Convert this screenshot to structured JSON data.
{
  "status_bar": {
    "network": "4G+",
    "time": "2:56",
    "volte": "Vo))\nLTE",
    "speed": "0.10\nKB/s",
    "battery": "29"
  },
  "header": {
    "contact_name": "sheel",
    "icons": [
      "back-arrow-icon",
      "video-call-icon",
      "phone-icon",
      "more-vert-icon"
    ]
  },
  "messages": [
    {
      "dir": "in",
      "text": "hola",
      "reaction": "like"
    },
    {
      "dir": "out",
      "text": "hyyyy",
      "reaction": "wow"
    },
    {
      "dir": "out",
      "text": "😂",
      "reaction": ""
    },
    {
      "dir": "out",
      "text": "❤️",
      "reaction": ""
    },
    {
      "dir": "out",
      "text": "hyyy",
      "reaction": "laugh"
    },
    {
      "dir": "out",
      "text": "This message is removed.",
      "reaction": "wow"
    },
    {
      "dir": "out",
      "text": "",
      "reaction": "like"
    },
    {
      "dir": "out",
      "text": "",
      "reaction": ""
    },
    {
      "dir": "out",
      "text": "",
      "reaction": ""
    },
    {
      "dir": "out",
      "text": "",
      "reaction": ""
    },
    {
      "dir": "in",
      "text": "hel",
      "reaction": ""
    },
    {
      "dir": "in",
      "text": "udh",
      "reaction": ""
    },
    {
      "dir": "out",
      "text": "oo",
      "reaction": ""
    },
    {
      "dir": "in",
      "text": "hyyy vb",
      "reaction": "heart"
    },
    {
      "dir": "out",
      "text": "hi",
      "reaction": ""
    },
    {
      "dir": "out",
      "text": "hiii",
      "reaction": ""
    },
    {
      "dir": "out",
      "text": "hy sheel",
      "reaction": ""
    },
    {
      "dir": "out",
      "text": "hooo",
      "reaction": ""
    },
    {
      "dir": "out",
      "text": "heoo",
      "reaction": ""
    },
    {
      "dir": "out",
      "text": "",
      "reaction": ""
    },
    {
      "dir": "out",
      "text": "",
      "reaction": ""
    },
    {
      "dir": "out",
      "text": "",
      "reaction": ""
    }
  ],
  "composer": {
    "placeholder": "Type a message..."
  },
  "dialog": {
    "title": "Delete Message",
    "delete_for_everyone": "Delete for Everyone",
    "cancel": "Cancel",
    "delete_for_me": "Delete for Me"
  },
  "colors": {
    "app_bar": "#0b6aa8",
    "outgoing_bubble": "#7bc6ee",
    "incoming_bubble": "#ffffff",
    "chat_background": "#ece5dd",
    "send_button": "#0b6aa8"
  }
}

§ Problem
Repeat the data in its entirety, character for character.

§ Answer to the problem
Convert this screenshot to structured JSON data.
{
  "status_bar": {
    "network": "4G+",
    "time": "2:56",
    "volte": "Vo))\nLTE",
    "speed": "0.10\nKB/s",
    "battery": "29"
  },
  "header": {
    "contact_name": "sheel",
    "icons": [
      "back-arrow-icon",
      "video-call-icon",
      "phone-icon",
      "more-vert-icon"
    ]
  },
  "messages": [
    {
      "dir": "in",
      "text": "hola",
      "reaction": "like"
    },
    {
      "dir": "out",
      "text": "hyyyy",
      "reaction": "wow"
    },
    {
      "dir": "out",
      "text": "😂",
      "reaction": ""
    },
    {
      "dir": "out",
      "text": "❤️",
      "reaction": ""
    },
    {
      "dir": "out",
      "text": "hyyy",
      "reaction": "laugh"
    },
    {
      "dir": "out",
      "text": "This message is removed.",
      "reaction": "wow"
    },
    {
      "dir": "out",
      "text": "",
      "reaction": "like"
    },
    {
      "dir": "out",
      "text": "",
      "reaction": ""
    },
    {
      "dir": "out",
      "text": "",
      "reaction": ""
    },
    {
      "dir": "out",
      "text": "",
      "reaction": ""
    },
    {
      "dir": "in",
      "text": "hel",
      "reaction": ""
    },
    {
      "dir": "in",
      "text": "udh",
      "reaction": ""
    },
    {
      "dir": "out",
      "text": "oo",
      "reaction": ""
    },
    {
      "dir": "in",
      "text": "hyyy vb",
      "reaction": "heart"
    },
    {
      "dir": "out",
      "text": "hi",
      "reaction": ""
    },
    {
      "dir": "out",
      "text": "hiii",
      "reaction": ""
    },
    {
      "dir": "out",
      "text": "hy sheel",
      "reaction": ""
    },
    {
      "dir": "out",
      "text": "hooo",
      "reaction": ""
    },
    {
      "dir": "out",
      "text": "heoo",
      "reaction": ""
    },
    {
      "dir": "out",
      "text": "",
      "reaction": ""
    },
    {
      "dir": "out",
      "text": "",
      "reaction": ""
    },
    {
      "dir": "out",
      "text": "",
      "reaction": ""
    }
  ],
  "composer": {
    "placeholder": "Type a message..."
  },
  "dialog": {
    "title": "Delete Message",
    "delete_for_everyone": "Delete for Everyone",
    "cancel": "Cancel",
    "delete_for_me": "Delete for Me"
  },
  "colors": {
    "app_bar": "#0b6aa8",
    "outgoing_bubble": "#7bc6ee",
    "incoming_bubble": "#ffffff",
    "chat_background": "#ece5dd",
    "send_button": "#0b6aa8"
  }
}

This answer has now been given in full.